On August 31, 2012, I published an article entitled, “Who Should Receive the Kennedy Center Honors?” In it I gave a long, reasoned and highly opinionated list of performing artists I felt should receive these awards.
I had noted the names of the opera singers who had received the honors in the previous 34 years: Marian Anderson, Grace Bumbry, Plácido Domingo, Marilyn Horne, Jessye Norman, Luciano Pavarotti, Leontyne Price, Beverly Sills, Risë Stevens and Joan Sutherland. All richly deserved this recognition but I felt that other singers should be honored. l mentioned four: Martina Arroyo, Samuel Ramey, Regina Resnik and Renata Scotto. Mr. Ramey wrote in to say that I should have included Frederica von Stade – he was right – and I came to believe I should have added Sherrill Milnes too.
In that article I discussed performers in many art forms and examined how to create a good mix of recipients for the awards. I gave my suggestions as to whom I felt should be honored in 2012 and this year, one of whom was actress Shirley MacLaine.
You can imagine my delight in reading this announcement when it came over the virtual transom early in the morning of September 12, 2013:
"The John F. Kennedy Center for the Performing Arts today announced the selection of the five individuals who will receive the 2013 Kennedy Center Honors. Recipients to be honored at the 36th annual national celebration of the arts are: opera singer Martina Arroyo; pianist, keyboardist, bandleader and composer Herbie Hancock; pianist, singer and songwriter Billy Joel; actress Shirley MacLaine; and musician and songwriter Carlos Santana. The Honors Gala will be recorded for broadcast on the CBS Network for the 36th consecutive year as a two-hour primetime special on Sunday, December 29 at 9 pm. (ET/PT)."

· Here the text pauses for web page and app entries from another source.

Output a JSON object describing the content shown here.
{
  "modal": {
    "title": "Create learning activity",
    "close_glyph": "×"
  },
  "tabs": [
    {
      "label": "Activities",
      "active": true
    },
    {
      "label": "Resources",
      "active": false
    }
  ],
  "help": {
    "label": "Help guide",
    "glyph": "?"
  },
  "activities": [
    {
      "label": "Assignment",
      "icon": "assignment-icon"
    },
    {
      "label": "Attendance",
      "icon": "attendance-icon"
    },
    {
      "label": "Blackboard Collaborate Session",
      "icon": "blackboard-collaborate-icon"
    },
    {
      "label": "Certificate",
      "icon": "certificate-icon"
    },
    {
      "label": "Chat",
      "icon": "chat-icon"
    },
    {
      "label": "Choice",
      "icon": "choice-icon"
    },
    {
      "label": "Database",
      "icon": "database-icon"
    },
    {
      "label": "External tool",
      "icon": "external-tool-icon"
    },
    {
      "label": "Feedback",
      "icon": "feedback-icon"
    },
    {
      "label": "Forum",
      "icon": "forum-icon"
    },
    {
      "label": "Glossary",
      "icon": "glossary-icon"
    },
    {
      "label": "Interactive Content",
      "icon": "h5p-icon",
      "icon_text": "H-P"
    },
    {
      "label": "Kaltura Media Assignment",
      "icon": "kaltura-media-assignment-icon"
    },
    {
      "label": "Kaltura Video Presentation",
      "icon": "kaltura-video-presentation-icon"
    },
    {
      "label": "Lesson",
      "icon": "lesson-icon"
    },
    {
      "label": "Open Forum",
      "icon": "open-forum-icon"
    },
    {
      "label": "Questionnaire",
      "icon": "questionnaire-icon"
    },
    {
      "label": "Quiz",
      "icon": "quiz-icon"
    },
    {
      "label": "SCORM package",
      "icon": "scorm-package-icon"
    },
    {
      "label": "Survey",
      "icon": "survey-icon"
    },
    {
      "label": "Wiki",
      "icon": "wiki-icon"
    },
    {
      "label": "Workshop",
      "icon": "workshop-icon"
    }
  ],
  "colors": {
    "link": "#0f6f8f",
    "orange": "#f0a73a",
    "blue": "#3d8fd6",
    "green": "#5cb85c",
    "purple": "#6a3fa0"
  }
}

All of these artists richly deserve this accolade, but opera lovers have a particular reason to rejoice in the selection of Martina Arroyo. The 76-year-old, Harlem-born soprano is beloved. To have some sense of how endearing she is, watch this interview that was recorded in 2010 when she received the National Endowment for the Arts Opera Honor.
Arroyo had a long career in major theaters in the United States and Europe. She sang in three opening nights at the Met, a theater where she gave nearly two hundred performances. She began and ended with Verdi. In 1959, her debut came offstage as the Celestial Voice in Don Carlo. It ended, brilliantly, as Aïda, on October 31, 1986, a performance I had the pleasure of hearing.
Her Verdi singing, whether from Un Ballo in Maschera, La Forza del Destino, Macbeth or Aïda, was sublime. The voice was rich and beautifully supported, the attention to drama in words and music scrupulous and impeccable. Ultimately, though, her singing reached even the hearts of listeners who did not understand its refinement. Verdi would have loved her.
She was equally wonderful in Mozart—she was a thrilling Donna Anna in Don Giovanni. Mozart would have loved her. And she had the dramatic thrust, combined with being simpatica, that is ideal for verismo roles such as Maddalena, Santuzza, Tosca and Madama Butterfly (right). Puccini would have loved her.
In addition to the audiences around the world who warmed to opera thanks to her performances, Arroyo has been almost unrivaled in her outreach efforts for the art form. Among American artists, only Marilyn Horne and Beverly Sills accomplished as much. She has taught singing at important schools, including Indiana University. She has sat on boards at major centers of learning as well as performing arts institutions.
In 2003, she established the Martina Arroyo Foundation and, with it, a program called "Prelude to Performance" in which she and other artists and teachers train young singers in the dramatic elements of their roles. Most programs of this kind focus on the musical aspects of a role, which is of course crucial. But this program goes further by teaching young artists how to dig into their characters in all ways. At its conclusion, in mid-July, the students trained by the Arroyo Foundation perform in two full productions of the operas they have learned.
Tony Randall, a huge opera lover, engaged her to appear on The Odd Couple. Her natural charm, excellent singing, and ability to deliver a funny line even brought the famously cantankerous sportscaster Howard Cosell to his knees. Watch:
In addition to being very pleased that she has been accorded this richly-deserved honor, I know that the large television audience who will watch the Kennedy Center Honors on December 29, including many who did not know of her, will have the opportunity to discover what makes Martina Arroyo great and what she has meant to opera and to her nation.
Photo: Louis Melancon/Metropolitan Opera